_WHAT TO WORK ON_
All lines of the records below that contain the word "Region" must be listed.

[Extracted data entries]
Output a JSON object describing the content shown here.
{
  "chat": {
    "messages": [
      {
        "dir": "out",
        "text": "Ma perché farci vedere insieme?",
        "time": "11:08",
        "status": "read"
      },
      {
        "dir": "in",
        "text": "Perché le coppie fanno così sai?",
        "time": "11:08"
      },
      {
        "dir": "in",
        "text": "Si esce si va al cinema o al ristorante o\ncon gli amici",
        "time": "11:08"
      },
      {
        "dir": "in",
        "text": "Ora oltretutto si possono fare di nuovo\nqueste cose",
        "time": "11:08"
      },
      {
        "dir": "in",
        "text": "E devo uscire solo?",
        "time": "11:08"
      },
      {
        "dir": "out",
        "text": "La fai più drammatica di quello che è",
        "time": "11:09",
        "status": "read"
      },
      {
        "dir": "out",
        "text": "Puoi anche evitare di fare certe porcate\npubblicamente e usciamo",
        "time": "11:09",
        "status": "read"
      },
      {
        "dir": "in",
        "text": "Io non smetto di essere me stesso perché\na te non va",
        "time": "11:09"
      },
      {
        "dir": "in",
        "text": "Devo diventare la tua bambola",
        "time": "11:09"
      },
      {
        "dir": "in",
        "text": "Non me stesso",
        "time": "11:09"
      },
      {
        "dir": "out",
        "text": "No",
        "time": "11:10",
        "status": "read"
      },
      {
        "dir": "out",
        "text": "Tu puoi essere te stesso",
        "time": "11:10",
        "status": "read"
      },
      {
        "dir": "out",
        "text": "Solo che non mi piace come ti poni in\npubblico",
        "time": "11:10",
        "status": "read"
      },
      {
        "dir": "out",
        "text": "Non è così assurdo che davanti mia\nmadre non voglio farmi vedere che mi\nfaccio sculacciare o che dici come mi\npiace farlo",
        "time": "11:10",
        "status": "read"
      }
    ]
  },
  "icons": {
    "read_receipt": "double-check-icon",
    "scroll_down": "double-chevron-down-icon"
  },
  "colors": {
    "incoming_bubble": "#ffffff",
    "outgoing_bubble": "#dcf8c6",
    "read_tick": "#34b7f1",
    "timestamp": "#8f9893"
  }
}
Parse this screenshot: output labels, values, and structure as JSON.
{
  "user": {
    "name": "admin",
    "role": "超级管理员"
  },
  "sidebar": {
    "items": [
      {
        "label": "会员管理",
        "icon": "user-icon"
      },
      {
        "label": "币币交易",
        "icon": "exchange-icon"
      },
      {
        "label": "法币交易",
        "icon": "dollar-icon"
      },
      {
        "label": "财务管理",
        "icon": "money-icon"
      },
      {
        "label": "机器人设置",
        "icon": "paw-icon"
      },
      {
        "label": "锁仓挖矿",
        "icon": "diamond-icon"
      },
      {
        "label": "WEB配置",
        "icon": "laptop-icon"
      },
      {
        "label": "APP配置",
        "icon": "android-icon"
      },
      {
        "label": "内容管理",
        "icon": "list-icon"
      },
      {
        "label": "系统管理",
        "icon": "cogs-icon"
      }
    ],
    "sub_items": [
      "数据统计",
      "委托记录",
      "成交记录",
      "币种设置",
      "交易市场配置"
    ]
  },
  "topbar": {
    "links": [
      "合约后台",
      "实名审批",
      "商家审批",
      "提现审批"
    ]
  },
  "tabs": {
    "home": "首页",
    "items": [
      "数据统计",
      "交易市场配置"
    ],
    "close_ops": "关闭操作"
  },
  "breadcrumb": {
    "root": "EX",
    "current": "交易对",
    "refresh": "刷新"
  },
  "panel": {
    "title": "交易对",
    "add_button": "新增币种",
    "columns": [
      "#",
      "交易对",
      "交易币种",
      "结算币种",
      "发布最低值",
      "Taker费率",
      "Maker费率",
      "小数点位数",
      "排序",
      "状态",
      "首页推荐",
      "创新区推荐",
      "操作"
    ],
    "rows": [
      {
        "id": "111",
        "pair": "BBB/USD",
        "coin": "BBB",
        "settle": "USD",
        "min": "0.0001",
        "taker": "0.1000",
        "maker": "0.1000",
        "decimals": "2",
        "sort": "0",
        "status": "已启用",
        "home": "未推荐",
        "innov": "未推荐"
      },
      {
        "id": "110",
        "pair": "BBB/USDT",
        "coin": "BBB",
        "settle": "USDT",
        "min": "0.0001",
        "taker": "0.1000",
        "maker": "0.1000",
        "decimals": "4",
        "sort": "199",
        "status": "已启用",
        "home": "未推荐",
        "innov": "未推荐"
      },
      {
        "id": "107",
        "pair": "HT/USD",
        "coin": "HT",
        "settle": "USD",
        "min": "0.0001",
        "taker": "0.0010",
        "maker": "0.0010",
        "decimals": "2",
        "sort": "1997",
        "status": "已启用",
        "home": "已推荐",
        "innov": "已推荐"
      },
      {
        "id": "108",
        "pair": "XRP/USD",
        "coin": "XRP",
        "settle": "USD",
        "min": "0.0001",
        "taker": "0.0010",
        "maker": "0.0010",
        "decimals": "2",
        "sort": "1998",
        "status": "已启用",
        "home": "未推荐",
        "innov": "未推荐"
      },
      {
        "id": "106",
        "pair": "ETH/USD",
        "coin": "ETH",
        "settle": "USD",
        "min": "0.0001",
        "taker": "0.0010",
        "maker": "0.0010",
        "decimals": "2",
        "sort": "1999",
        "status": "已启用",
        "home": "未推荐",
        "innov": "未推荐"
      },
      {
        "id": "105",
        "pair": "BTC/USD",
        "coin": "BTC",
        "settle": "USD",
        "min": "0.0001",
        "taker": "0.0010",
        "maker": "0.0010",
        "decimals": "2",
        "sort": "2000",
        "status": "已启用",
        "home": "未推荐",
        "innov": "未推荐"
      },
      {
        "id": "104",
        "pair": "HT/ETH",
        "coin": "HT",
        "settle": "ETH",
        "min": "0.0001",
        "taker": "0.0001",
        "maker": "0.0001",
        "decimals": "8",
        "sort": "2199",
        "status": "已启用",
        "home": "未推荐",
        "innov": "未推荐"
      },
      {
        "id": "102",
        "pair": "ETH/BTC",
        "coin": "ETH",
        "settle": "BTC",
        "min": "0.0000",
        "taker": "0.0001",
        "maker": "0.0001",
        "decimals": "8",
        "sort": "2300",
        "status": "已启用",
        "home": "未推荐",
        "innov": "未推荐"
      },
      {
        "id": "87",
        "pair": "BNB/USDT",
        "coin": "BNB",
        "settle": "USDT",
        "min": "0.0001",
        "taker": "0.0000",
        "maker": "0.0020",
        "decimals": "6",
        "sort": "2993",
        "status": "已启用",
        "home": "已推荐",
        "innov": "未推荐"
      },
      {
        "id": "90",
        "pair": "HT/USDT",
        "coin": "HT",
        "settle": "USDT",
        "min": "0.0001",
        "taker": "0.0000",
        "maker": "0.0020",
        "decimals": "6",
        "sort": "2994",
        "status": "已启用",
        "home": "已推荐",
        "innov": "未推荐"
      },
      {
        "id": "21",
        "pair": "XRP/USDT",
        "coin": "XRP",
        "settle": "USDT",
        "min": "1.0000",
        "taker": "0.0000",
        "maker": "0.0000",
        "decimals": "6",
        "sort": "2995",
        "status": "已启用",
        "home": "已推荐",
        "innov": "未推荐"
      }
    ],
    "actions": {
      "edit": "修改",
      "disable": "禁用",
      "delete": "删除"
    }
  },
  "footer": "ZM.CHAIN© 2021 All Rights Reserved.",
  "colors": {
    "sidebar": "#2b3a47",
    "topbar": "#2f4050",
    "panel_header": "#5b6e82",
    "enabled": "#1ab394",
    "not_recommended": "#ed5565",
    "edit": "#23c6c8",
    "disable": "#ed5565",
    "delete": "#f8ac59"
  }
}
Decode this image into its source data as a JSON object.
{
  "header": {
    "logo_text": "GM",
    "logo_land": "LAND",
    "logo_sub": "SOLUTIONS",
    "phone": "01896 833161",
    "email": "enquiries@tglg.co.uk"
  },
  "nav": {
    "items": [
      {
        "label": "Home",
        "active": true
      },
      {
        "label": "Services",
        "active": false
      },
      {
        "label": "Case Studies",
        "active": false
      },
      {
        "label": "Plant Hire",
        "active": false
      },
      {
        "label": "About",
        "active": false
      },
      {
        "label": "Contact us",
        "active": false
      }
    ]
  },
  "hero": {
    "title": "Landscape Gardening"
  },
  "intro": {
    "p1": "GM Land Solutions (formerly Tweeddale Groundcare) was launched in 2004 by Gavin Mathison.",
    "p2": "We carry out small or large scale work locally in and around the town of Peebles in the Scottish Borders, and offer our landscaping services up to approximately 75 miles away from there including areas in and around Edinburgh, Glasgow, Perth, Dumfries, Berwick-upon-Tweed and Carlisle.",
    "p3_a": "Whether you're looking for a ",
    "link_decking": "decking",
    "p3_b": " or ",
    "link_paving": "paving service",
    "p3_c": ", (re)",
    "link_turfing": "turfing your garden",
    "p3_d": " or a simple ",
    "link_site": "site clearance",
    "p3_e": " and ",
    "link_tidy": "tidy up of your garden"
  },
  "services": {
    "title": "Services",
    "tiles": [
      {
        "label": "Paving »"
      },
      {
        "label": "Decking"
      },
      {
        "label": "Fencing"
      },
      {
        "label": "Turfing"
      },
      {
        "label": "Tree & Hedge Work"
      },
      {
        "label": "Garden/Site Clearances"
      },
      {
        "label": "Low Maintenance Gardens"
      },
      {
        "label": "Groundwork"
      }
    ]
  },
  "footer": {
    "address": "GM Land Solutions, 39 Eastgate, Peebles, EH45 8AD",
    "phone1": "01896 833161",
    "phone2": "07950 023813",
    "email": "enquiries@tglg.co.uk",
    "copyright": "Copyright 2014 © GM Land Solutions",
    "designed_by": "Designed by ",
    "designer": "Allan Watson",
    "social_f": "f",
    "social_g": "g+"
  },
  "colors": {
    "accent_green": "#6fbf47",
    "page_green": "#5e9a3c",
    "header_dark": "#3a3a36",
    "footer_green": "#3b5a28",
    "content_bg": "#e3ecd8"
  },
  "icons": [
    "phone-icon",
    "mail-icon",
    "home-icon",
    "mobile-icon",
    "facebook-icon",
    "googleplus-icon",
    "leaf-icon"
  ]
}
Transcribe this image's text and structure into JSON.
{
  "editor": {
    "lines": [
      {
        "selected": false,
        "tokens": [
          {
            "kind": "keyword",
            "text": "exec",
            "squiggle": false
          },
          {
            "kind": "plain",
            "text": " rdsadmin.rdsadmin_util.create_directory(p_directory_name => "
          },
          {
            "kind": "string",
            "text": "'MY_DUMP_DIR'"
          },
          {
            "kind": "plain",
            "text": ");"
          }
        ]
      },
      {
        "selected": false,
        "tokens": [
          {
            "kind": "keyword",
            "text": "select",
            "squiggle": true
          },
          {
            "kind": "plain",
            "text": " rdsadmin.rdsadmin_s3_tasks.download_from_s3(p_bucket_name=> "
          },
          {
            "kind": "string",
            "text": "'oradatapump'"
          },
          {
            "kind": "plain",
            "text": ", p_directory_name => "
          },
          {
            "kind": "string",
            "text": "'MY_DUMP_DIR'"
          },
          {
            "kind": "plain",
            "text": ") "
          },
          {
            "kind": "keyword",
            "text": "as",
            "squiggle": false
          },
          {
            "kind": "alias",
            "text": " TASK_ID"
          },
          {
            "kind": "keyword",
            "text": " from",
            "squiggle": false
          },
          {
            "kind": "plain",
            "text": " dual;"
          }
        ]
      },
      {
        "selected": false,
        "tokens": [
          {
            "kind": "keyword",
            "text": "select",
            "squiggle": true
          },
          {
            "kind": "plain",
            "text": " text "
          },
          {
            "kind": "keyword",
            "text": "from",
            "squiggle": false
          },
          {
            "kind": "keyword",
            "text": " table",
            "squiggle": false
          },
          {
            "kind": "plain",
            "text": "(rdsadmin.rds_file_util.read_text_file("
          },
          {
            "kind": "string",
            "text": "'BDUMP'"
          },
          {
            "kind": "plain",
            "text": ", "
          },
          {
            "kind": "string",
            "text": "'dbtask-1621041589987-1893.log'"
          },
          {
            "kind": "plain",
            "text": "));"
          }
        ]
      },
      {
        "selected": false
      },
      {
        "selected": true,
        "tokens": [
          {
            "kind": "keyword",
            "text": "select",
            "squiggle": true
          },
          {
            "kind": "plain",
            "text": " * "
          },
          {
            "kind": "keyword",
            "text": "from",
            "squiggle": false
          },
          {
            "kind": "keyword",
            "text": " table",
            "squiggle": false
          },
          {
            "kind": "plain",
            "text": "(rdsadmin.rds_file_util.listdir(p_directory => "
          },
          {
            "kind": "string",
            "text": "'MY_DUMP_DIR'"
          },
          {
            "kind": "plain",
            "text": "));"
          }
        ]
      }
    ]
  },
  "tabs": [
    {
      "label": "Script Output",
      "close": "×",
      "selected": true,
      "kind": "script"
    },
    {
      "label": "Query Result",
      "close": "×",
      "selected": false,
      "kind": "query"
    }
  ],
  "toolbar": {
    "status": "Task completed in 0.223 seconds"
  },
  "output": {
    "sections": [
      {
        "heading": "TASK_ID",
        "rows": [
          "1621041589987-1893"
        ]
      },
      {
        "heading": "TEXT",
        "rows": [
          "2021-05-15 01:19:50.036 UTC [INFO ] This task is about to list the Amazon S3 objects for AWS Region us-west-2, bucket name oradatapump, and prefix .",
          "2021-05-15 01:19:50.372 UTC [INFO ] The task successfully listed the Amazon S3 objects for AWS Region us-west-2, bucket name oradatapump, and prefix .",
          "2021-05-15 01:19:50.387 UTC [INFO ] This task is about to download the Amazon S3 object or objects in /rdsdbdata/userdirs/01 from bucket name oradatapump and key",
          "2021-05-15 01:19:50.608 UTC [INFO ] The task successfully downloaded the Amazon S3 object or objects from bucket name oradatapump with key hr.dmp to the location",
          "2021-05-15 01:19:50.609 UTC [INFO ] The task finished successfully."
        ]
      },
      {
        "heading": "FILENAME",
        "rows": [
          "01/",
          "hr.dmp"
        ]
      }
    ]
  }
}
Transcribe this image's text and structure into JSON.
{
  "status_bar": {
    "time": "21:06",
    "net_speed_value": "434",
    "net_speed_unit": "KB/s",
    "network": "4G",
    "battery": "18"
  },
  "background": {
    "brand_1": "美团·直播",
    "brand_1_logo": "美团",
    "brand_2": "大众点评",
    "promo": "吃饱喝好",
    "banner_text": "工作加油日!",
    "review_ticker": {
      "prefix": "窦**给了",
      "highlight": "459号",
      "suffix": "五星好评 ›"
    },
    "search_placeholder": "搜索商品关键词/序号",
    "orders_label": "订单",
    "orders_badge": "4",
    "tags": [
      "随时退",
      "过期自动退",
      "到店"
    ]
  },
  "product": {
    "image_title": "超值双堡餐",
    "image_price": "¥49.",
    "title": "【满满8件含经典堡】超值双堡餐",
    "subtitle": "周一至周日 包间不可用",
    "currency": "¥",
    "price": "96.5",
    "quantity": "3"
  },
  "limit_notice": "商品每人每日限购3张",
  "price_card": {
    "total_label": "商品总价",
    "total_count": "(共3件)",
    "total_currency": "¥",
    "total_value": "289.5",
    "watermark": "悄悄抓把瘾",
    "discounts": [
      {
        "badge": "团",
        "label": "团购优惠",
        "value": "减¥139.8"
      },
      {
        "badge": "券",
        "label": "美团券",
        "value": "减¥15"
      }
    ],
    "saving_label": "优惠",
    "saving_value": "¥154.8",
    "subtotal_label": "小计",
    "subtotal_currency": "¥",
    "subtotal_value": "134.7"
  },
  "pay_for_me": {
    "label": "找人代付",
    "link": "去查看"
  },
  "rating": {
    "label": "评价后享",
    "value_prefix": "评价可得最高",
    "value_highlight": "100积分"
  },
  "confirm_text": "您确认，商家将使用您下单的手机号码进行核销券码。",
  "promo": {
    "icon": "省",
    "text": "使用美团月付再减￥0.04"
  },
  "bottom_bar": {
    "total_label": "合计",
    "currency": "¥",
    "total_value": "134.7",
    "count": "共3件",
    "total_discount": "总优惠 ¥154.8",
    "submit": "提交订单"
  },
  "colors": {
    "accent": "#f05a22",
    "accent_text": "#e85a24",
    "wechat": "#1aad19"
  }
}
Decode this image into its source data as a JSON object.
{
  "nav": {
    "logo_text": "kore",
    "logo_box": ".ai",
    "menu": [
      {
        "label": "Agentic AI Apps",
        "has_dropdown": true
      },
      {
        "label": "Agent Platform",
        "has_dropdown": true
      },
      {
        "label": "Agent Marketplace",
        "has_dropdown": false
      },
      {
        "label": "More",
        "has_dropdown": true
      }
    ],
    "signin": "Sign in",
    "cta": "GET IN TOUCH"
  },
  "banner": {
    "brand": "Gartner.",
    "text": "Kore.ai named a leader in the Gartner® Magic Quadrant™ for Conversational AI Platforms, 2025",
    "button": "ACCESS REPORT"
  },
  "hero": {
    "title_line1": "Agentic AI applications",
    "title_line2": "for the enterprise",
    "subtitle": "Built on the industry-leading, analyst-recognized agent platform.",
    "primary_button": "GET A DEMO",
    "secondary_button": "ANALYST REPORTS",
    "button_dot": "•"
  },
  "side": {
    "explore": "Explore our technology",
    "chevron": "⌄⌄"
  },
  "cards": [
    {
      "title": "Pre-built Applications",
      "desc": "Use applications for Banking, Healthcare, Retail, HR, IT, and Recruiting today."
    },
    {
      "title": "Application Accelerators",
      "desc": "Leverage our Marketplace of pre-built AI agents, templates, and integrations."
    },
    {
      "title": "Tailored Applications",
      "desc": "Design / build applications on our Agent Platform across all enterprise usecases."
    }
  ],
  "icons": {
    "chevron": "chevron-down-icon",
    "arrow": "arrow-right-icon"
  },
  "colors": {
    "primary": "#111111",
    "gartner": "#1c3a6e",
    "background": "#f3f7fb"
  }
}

_ANSWER AREA_
          "2021-05-15 01:19:50.036 UTC [INFO ] This task is about to list the Amazon S3 objects for AWS Region us-west-2, bucket name oradatapump, and prefix .",
          "2021-05-15 01:19:50.372 UTC [INFO ] The task successfully listed the Amazon S3 objects for AWS Region us-west-2, bucket name oradatapump, and prefix .",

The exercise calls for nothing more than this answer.